[Element data from apps and pages]
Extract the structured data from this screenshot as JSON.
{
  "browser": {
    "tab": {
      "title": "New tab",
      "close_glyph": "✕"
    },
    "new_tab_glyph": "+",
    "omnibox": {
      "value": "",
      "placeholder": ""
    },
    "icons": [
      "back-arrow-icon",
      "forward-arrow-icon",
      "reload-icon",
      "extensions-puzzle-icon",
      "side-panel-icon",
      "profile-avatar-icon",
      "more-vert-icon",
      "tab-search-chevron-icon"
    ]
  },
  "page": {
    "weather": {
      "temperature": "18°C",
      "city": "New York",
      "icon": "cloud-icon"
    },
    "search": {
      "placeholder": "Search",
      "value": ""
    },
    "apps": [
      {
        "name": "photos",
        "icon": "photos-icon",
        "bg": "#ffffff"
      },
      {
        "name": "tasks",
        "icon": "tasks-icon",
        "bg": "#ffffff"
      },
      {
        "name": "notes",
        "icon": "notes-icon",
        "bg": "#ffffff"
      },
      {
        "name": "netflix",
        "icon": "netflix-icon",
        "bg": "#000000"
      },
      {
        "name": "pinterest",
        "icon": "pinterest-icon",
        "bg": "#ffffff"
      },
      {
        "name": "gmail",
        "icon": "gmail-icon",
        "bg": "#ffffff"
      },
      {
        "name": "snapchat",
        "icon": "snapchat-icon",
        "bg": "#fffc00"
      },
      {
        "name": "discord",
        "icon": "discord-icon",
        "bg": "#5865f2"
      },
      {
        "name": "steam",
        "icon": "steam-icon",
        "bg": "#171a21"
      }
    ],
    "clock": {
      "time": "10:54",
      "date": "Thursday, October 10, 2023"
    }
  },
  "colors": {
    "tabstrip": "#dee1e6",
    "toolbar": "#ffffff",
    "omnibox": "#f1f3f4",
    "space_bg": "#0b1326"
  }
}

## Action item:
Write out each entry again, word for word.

## Exercise result:
Extract the structured data from this screenshot as JSON.
{
  "browser": {
    "tab": {
      "title": "New tab",
      "close_glyph": "✕"
    },
    "new_tab_glyph": "+",
    "omnibox": {
      "value": "",
      "placeholder": ""
    },
    "icons": [
      "back-arrow-icon",
      "forward-arrow-icon",
      "reload-icon",
      "extensions-puzzle-icon",
      "side-panel-icon",
      "profile-avatar-icon",
      "more-vert-icon",
      "tab-search-chevron-icon"
    ]
  },
  "page": {
    "weather": {
      "temperature": "18°C",
      "city": "New York",
      "icon": "cloud-icon"
    },
    "search": {
      "placeholder": "Search",
      "value": ""
    },
    "apps": [
      {
        "name": "photos",
        "icon": "photos-icon",
        "bg": "#ffffff"
      },
      {
        "name": "tasks",
        "icon": "tasks-icon",
        "bg": "#ffffff"
      },
      {
        "name": "notes",
        "icon": "notes-icon",
        "bg": "#ffffff"
      },
      {
        "name": "netflix",
        "icon": "netflix-icon",
        "bg": "#000000"
      },
      {
        "name": "pinterest",
        "icon": "pinterest-icon",
        "bg": "#ffffff"
      },
      {
        "name": "gmail",
        "icon": "gmail-icon",
        "bg": "#ffffff"
      },
      {
        "name": "snapchat",
        "icon": "snapchat-icon",
        "bg": "#fffc00"
      },
      {
        "name": "discord",
        "icon": "discord-icon",
        "bg": "#5865f2"
      },
      {
        "name": "steam",
        "icon": "steam-icon",
        "bg": "#171a21"
      }
    ],
    "clock": {
      "time": "10:54",
      "date": "Thursday, October 10, 2023"
    }
  },
  "colors": {
    "tabstrip": "#dee1e6",
    "toolbar": "#ffffff",
    "omnibox": "#f1f3f4",
    "space_bg": "#0b1326"
  }
}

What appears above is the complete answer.